aSocioeconomic status is based on parental occupation. Education was nearly balanced among participants' parents, particularly when considering the average level nature of the hospital community. BMI=Body Mass Index.
Table1: Demographic characteristics of 150 participants including case group (urolithiasispositive) and control group (urolithiasis-negative).
Helicobacter pylori infection Case (Group 1) Control (Group 2)
Positive 67 (67.0%) 9 (18.0%)
Negative 33 (33.0%) 41 (82.0%)

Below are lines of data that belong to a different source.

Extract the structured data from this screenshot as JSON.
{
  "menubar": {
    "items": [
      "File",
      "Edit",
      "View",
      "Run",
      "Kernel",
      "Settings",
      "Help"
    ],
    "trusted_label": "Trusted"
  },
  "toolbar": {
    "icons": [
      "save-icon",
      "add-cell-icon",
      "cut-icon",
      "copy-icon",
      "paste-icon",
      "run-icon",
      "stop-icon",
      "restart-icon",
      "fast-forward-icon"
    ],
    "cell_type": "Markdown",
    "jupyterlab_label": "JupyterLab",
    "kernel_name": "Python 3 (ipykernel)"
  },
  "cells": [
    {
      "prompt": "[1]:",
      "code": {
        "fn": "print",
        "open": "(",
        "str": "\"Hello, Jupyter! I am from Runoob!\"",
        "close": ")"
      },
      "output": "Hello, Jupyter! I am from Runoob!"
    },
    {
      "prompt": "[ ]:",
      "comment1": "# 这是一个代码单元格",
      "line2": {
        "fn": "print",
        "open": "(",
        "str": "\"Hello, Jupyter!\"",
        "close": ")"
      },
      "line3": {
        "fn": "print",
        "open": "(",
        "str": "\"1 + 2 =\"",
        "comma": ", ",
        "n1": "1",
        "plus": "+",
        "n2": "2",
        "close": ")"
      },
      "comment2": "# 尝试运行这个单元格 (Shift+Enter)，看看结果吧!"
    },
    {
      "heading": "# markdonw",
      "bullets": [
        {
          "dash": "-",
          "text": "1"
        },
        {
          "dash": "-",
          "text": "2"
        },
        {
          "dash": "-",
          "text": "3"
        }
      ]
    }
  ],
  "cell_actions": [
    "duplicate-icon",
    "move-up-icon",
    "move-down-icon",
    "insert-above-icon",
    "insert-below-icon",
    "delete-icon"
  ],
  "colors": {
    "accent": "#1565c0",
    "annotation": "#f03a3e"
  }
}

Total 100 (100%) 50 (100%)
N.B: Odds Ratio (OR) = 9.2492, 95 % CI =4.0200 to 21.2801, Z statistic = 5.233, P value < 0.0001. Statistical analysis indicates a significant difference between the two groups.
Table 2: Distribution of Helicobacter pylori infection among pediatric patients with positive (Group 1) and negative (Group 2) idiopathic urolithiasis.
Abnormalities Case (Group 1) No. of patients (%) Case (Group 2) No. of patients (%)
Anemia (Hgb <10gm) 20(20%) 9 (18.0%)
Bun >40mg/dl 1(1.0%) 0(0.0%)
Hyponatremia (Na <130 mEq/L) 2(2.0%) 1 (2.0%)
Hyperkalemia (K >5.5 mEq/L) 4(4.0%) 1 (2.0%)
Hypokalemia (K <3.5 mEq/L) 2 (2.0%) 1 (2.0%)
Hypocalcemia (Ca <8.5 mg/dl) 4 (4.0%) 1 (2.0%)
Hyperurecemia (Ua >6 mg/dl) 4 (4.0%) 1 (2.0%)
Hypocarbia (HCO3 <20 mEq/L) 18 (18.0%) 7 (14.0%)
Acidemia (pH <7.35) 17 (17.0%) 7 (14.0%)
Hyperphosphatemia (P >6.5 mg/dl) 24 (24.0%) 10 (20.0%)
Hypercalciuria 65 (65.0%) 16 (32.0%)
Hyperoxaluria 28 (28.0%) 10 (20.0%)
Hypocitraturia 27 (27.0%) 9 (18.0%)
N.B: No significant difference between the groups in all parameter except in hypercalciuria in which, Odds Ratio (OR) = 3.9464.
95% Confidence Interval (CI) =1.9162 -8.1277. Z statistics=3.724 (P value = 0.0002).
Table 3: Abnormalities in laboratory tests observed in the studied pediatric patients including case (Urolithiasis-positive) and control (Urolithiasis-negative) groups.